Businesspeople Meeting with Doctor Charts on Screen

The new payment models continue to focus on care coordination, quality care, and lowering costs.

Navigating health reform

New Episodic Payment Models Encourage Provider Coordination

  • Deb Freeland
  • 2/10/2017

In late December 2016, the Centers for Medicare and Medicaid Services (CMS) released the new Advancing Care Coordination through Episode Payment Models (Cardiac and Orthopedic Bundles) (EPM) and Medicare ACO Track 1+ Model final rule. These models are a continuation of CMS’s efforts to shift Medicare payments from quantity to value-based payments that reward the delivery of better care at a lower cost by incentivizing physicians, hospitals, skilled nursing facilities, and all providers to work together to improve overall care. These models are scheduled to begin on July 1, 2017.

The new EPMs include bundles for acute myocardial infarction (AMI), coronary artery bypass graft (CABG), and surgical hip and femur fracture treatment for patients who receive surgery after a hip fracture. In addition, the EPMs include potential incentive payments for expanding the use of cardiac rehabilitation (CR) services provided to Medicare beneficiaries recovering from AMI or CABG.

Cardiac bundles

The CR incentive model will test if incentive payments to hospitals increase the utilization of CR services, which CMS believes are underutilized by Medicare beneficiaries. To test the effectiveness of CR incentives, CMS will implement the model in 90 different geographic areas — 45 that include the AMI and CABG EPMs, and 45 that do not.

Acute care hospitals in certain geographic areas will be required to participate in retrospective episode-based payments for items and services that are related to AMI and CABG, beginning with a hospitalization and extending for 90 days following hospital discharge.

Orthopedic bundle

The surgical hip and femur fracture treatment (SHFFT) model was also included in the final rule and is an addition to the existing comprehensive joint replacement (CJR) model that was implemented in April 2016. Under the new EPMs, hospitals are financially responsible for the quality and cost of an episode of care, and will be eligible to receive incentive payments of up to 20 percent of the quality adjusted target price for each bundle. In the first and second year of participation, there will be limited or no downside risk for hospitals. In subsequent years, hospitals will bear the financial risk for not meeting the bundled payment financial target.

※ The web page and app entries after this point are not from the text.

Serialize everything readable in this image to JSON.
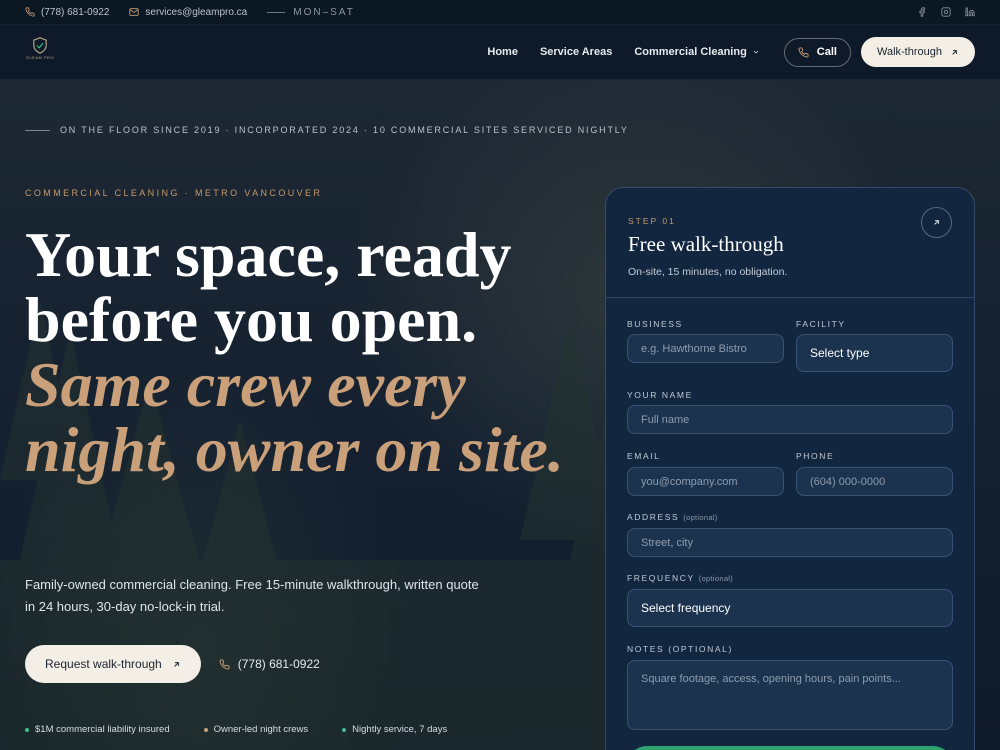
{
  "topbar": {
    "phone": "(778) 681-0922",
    "email": "services@gleampro.ca",
    "hours": "MON–SAT",
    "social_icons": [
      "facebook-icon",
      "instagram-icon",
      "linkedin-icon"
    ]
  },
  "nav": {
    "logo_text": "GLEAM PRO",
    "links": [
      "Home",
      "Service Areas",
      "Commercial Cleaning"
    ],
    "call_label": "Call",
    "walkthrough_label": "Walk-through"
  },
  "hero": {
    "since_line": "ON THE FLOOR SINCE 2019 · INCORPORATED 2024 · 10 COMMERCIAL SITES SERVICED NIGHTLY",
    "eyebrow": "COMMERCIAL CLEANING · METRO VANCOUVER",
    "headline_line1": "Your space, ready",
    "headline_line2": "before you open.",
    "headline_accent": "Same crew every night, owner on site.",
    "lead": "Family-owned commercial cleaning. Free 15-minute walkthrough, written quote in 24 hours, 30-day no-lock-in trial.",
    "cta_label": "Request walk-through",
    "cta_phone": "(778) 681-0922",
    "badges": [
      {
        "text": "$1M commercial liability insured",
        "color": "#3fbf86"
      },
      {
        "text": "Owner-led night crews",
        "color": "#c9a07a"
      },
      {
        "text": "Nightly service, 7 days",
        "color": "#3fbf86"
      }
    ]
  },
  "form": {
    "step": "STEP 01",
    "title": "Free walk-through",
    "subtitle": "On-site, 15 minutes, no obligation.",
    "business_label": "BUSINESS",
    "business_placeholder": "e.g. Hawthorne Bistro",
    "facility_label": "FACILITY",
    "facility_value": "Select type",
    "name_label": "YOUR NAME",
    "name_placeholder": "Full name",
    "email_label": "EMAIL",
    "email_placeholder": "you@company.com",
    "phone_label": "PHONE",
    "phone_placeholder": "(604) 000-0000",
    "address_label": "ADDRESS",
    "address_optional": "(optional)",
    "address_placeholder": "Street, city",
    "frequency_label": "FREQUENCY",
    "frequency_optional": "(optional)",
    "frequency_value": "Select frequency",
    "notes_label": "NOTES (OPTIONAL)",
    "notes_placeholder": "Square footage, access, opening hours, pain points..."
  },
  "colors": {
    "accent_gold": "#c9a07a",
    "cream_button": "#f4efe6",
    "submit_green": "#2fa36f",
    "card_bg": "#132640"
  }
}
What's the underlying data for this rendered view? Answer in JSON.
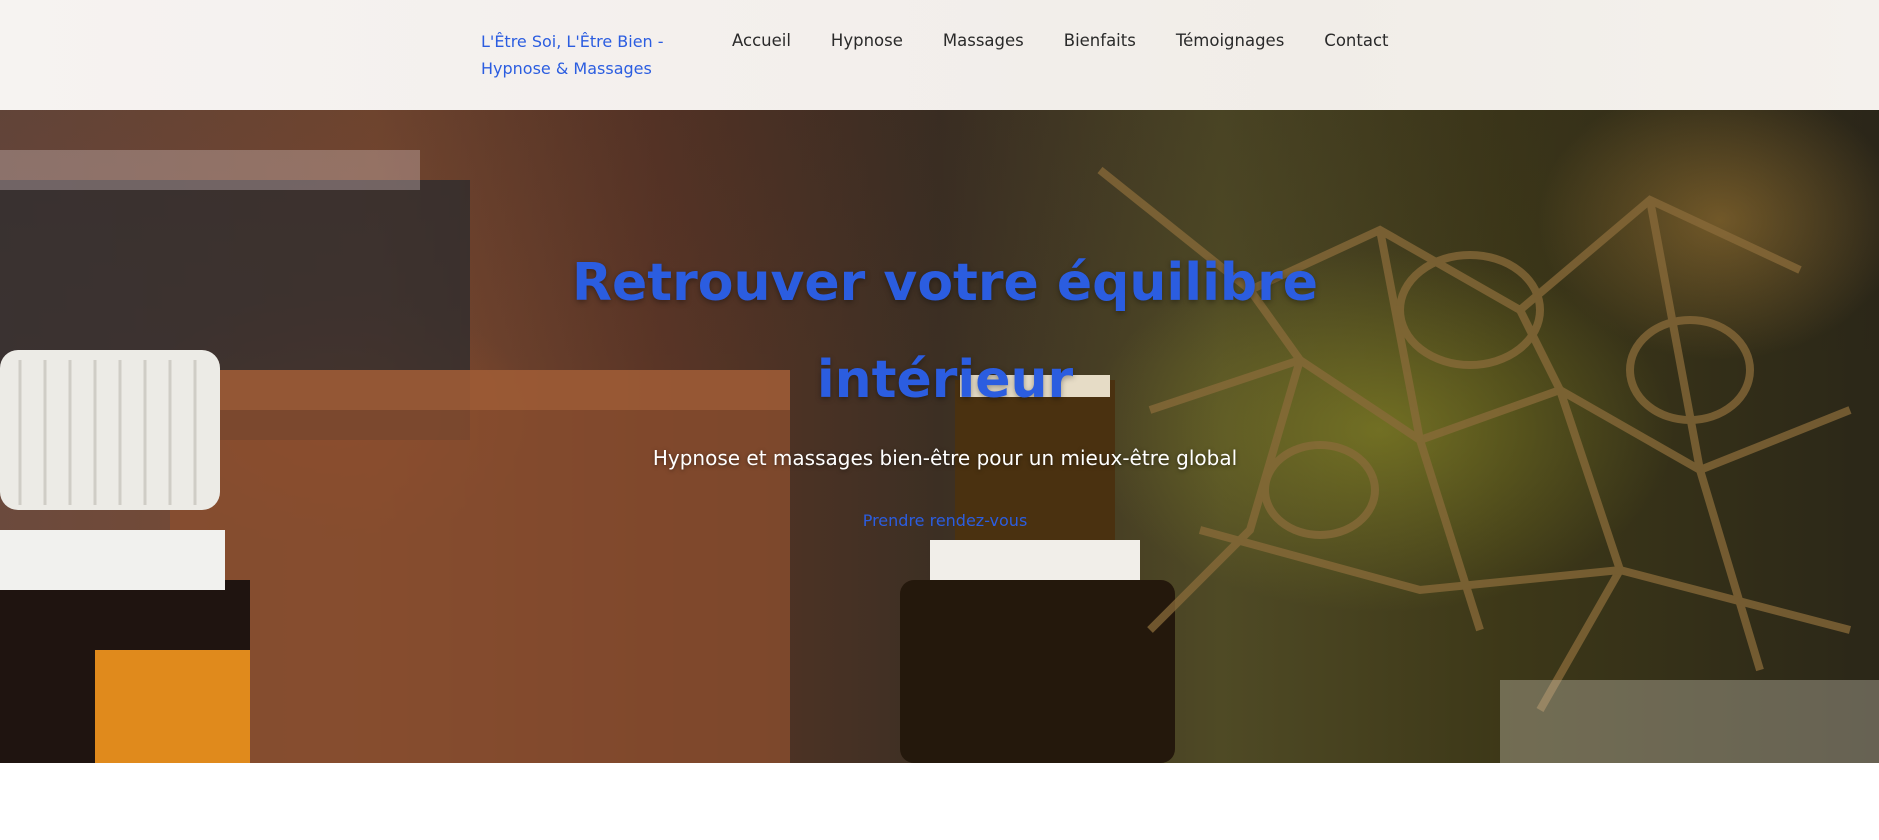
{
  "header": {
    "brand_line1": "L'Être Soi, L'Être Bien -",
    "brand_line2": "Hypnose & Massages",
    "nav": [
      {
        "label": "Accueil"
      },
      {
        "label": "Hypnose"
      },
      {
        "label": "Massages"
      },
      {
        "label": "Bienfaits"
      },
      {
        "label": "Témoignages"
      },
      {
        "label": "Contact"
      }
    ]
  },
  "hero": {
    "title": "Retrouver votre équilibre intérieur",
    "subtitle": "Hypnose et massages bien-être pour un mieux-être global",
    "cta": "Prendre rendez-vous",
    "background_image": "essential-oil-bottles-photo"
  },
  "colors": {
    "accent": "#2b5de0",
    "header_bg": "#f4f1ed",
    "text_dark": "#2a2a2a"
  }
}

The AMI and CABG models will be implemented in 98 geographic areas. The SHFFT and CJR models will be implemented in 67 geographic areas. CMS has released a table which identifies the EPMs in specific geographic areas.

EPM models going forward

Although the new administration has vowed to dismantle health reform, there is near universal agreement that care must be taken to ensure that health care organizations and patients are not harmed in the process. Recent history has illustrated that while there is strong division between political parties; one unifying idea has been that quality of health care must be improved, and the costs to provide it must be reduced. These models are aimed at accomplishing those objectives, and Congress will likely be reluctant to stop the progress that has been made. So providers must continue to plan for increased care coordination, improved quality, and reduced costs as the future foundation of health care.

How we can help

Understanding the nuances of these new EPMs will give you greater confidence in your planning efforts. CLA can help your organization understand the financial and reimbursement impacts of these EPMs and help you understand and craft your value proposition to payers and prospective partners as you negotiate partnerships and contracts. We can also work with you to develop a plan for reducing costs and improving quality through operational assessments so your organization can successfully navigate through these various payment models.